Stored data START

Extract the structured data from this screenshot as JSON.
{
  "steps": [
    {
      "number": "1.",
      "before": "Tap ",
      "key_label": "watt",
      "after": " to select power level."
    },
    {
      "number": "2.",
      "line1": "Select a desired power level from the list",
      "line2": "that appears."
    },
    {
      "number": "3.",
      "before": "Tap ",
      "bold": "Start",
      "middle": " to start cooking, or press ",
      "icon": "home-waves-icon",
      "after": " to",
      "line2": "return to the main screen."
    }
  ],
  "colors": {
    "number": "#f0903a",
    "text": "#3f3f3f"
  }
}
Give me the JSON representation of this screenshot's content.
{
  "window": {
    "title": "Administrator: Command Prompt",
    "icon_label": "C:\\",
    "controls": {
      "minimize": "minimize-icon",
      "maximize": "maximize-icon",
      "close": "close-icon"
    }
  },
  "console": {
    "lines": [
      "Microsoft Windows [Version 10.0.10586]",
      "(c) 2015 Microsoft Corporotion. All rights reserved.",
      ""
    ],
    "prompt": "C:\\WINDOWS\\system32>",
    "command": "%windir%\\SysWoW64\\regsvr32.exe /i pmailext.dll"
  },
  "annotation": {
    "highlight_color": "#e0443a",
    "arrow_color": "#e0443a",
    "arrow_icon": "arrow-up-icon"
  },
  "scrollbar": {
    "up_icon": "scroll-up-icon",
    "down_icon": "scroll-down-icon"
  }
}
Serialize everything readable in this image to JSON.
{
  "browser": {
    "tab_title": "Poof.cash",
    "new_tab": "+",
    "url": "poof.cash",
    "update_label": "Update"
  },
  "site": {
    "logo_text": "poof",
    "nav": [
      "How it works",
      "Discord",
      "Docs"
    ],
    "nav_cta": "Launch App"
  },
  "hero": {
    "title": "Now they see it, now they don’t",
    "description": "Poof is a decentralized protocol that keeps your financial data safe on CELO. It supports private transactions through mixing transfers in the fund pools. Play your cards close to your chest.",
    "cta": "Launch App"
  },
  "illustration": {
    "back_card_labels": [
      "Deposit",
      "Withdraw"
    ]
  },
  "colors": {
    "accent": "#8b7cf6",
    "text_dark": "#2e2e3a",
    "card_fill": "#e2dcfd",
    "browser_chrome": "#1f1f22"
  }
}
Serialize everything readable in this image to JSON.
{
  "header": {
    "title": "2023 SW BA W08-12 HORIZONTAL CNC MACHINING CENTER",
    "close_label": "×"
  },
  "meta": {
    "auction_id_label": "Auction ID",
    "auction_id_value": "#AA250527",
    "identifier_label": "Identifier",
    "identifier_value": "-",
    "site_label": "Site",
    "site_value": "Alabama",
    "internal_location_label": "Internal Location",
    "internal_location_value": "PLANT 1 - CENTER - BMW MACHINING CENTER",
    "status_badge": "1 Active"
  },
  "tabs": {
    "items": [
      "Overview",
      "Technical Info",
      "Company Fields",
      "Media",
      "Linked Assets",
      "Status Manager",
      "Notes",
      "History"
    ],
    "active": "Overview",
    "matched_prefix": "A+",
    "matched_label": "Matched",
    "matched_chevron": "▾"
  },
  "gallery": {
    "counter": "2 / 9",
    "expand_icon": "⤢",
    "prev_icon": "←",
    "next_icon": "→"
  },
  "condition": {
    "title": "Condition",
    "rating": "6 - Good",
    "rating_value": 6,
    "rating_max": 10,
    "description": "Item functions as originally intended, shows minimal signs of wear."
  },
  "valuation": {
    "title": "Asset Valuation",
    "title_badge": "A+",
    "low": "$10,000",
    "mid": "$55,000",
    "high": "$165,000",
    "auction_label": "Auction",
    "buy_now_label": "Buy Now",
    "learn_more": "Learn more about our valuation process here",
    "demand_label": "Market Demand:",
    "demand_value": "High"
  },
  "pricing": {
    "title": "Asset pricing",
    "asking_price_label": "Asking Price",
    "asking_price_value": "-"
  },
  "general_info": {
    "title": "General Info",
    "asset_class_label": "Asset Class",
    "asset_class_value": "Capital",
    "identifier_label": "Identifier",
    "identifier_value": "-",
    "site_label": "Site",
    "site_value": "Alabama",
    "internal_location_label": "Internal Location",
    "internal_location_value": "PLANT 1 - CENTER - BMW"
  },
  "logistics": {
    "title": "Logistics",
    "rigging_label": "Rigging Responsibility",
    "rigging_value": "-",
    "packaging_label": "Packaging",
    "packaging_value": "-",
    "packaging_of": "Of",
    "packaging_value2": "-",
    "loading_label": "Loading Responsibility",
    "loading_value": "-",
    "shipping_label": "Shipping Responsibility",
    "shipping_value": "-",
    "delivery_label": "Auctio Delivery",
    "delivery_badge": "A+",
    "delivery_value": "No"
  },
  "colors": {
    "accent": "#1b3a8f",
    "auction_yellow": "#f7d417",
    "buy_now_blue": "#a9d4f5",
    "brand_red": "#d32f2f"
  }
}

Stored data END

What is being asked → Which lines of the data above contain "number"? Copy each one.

Answer box →
      "number": "1.",
      "number": "2.",
      "number": "3.",
    "number": "#f0903a",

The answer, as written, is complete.